#### WORK TO BE COMPLETED
Please copy each line below that contains the word "kind".

#### DATA RECORDS
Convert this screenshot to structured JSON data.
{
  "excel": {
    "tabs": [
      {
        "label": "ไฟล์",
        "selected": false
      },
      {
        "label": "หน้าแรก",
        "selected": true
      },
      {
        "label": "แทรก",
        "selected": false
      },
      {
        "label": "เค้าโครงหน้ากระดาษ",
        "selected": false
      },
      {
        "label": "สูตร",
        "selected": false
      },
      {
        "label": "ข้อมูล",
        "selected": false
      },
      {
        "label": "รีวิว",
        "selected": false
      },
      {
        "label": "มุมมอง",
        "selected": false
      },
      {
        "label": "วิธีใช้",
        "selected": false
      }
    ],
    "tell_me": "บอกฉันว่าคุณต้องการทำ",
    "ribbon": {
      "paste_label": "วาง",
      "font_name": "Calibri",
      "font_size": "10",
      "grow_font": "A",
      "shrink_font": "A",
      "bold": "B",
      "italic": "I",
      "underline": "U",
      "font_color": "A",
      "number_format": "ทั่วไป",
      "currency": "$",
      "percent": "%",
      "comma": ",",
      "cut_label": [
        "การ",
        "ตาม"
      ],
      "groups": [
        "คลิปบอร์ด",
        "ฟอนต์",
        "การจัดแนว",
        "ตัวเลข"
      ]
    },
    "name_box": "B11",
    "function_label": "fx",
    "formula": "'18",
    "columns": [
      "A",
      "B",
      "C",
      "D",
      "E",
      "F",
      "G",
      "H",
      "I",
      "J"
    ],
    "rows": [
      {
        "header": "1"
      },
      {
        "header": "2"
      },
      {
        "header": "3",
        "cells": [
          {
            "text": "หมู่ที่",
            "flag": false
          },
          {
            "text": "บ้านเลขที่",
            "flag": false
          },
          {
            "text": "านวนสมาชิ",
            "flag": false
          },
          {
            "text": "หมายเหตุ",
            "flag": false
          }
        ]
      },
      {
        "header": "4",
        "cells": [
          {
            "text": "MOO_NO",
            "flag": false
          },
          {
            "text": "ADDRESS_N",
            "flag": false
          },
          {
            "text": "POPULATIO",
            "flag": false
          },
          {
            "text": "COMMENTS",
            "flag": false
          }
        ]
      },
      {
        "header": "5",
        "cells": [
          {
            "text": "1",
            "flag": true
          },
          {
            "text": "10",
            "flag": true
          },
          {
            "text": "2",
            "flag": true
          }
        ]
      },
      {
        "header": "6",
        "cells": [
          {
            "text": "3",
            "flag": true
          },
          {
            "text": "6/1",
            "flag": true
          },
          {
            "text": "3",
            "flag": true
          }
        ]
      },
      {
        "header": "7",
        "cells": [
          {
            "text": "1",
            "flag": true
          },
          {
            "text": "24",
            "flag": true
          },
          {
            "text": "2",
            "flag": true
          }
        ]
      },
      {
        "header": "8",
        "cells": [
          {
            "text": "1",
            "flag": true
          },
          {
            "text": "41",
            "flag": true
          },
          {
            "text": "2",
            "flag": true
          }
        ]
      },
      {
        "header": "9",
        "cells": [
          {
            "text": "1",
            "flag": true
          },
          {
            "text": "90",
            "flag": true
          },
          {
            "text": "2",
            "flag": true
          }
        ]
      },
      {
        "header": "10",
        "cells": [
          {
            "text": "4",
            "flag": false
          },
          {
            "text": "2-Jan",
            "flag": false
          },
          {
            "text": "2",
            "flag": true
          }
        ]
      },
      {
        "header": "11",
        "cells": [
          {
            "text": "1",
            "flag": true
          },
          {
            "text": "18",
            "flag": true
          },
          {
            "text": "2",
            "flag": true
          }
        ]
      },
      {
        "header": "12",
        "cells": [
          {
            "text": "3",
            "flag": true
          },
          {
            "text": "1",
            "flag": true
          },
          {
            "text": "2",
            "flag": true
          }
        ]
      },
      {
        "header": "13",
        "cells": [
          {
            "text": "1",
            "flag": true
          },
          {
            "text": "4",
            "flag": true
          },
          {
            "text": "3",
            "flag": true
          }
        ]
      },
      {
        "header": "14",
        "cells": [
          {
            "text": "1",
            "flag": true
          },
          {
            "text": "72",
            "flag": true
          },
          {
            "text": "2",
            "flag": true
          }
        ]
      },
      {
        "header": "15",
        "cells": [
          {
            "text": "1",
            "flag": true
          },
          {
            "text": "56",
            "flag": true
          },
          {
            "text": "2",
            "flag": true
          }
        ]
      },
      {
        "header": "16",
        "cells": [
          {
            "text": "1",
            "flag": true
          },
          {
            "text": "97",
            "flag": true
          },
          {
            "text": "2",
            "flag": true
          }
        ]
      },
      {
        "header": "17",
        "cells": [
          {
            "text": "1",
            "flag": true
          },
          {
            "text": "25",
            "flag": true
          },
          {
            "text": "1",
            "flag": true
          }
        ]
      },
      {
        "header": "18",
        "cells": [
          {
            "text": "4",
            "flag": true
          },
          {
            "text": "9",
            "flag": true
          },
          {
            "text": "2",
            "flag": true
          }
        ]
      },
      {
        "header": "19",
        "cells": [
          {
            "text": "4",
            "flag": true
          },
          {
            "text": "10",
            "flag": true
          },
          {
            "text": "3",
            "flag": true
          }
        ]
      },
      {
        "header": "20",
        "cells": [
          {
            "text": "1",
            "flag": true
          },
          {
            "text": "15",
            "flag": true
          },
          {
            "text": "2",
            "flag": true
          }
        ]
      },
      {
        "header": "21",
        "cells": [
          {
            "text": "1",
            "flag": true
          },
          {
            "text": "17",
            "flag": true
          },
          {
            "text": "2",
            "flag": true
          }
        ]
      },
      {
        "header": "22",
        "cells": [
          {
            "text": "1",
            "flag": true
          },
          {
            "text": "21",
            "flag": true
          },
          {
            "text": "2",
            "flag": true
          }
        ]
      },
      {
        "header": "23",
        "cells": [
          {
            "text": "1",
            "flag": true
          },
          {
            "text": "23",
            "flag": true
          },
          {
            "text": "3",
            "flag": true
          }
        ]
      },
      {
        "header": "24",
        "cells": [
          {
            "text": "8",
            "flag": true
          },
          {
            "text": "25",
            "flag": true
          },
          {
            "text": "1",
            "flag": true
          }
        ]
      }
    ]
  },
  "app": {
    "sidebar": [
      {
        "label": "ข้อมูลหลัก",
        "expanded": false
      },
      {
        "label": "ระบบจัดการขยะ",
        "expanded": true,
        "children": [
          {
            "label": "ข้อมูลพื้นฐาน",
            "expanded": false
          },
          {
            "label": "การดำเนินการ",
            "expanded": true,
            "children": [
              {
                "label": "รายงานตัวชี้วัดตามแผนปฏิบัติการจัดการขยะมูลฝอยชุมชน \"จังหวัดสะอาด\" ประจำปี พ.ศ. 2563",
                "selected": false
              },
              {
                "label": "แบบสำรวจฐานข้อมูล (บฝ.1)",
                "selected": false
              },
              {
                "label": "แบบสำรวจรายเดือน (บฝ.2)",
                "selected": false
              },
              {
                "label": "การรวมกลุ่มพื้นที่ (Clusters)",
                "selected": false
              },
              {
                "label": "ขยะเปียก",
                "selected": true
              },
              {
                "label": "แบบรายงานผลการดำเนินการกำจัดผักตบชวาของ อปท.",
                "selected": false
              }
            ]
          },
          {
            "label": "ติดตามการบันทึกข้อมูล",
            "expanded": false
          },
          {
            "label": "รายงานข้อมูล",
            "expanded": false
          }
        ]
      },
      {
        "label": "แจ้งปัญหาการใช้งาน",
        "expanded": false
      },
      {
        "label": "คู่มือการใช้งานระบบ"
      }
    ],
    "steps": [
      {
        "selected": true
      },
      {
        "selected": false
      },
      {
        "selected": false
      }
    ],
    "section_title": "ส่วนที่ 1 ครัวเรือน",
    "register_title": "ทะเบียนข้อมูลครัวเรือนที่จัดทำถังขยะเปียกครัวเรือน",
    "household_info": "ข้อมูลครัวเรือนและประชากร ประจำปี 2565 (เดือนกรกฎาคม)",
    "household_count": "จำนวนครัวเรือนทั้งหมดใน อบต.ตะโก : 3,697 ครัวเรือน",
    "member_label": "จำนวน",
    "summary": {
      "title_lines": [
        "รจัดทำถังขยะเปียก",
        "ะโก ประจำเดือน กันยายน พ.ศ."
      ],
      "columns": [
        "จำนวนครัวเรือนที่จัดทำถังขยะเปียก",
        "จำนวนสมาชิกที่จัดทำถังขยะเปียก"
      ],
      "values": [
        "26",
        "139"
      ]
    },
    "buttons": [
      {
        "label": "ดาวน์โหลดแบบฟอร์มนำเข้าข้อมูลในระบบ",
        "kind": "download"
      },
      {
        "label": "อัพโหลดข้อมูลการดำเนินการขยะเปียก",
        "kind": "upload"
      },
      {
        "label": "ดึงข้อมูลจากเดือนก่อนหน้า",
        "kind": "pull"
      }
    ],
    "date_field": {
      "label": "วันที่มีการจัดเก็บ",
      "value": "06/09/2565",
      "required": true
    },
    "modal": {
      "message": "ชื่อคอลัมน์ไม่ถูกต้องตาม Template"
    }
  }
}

#### RESPONSE AREA
        "kind": "download"
        "kind": "upload"
        "kind": "pull"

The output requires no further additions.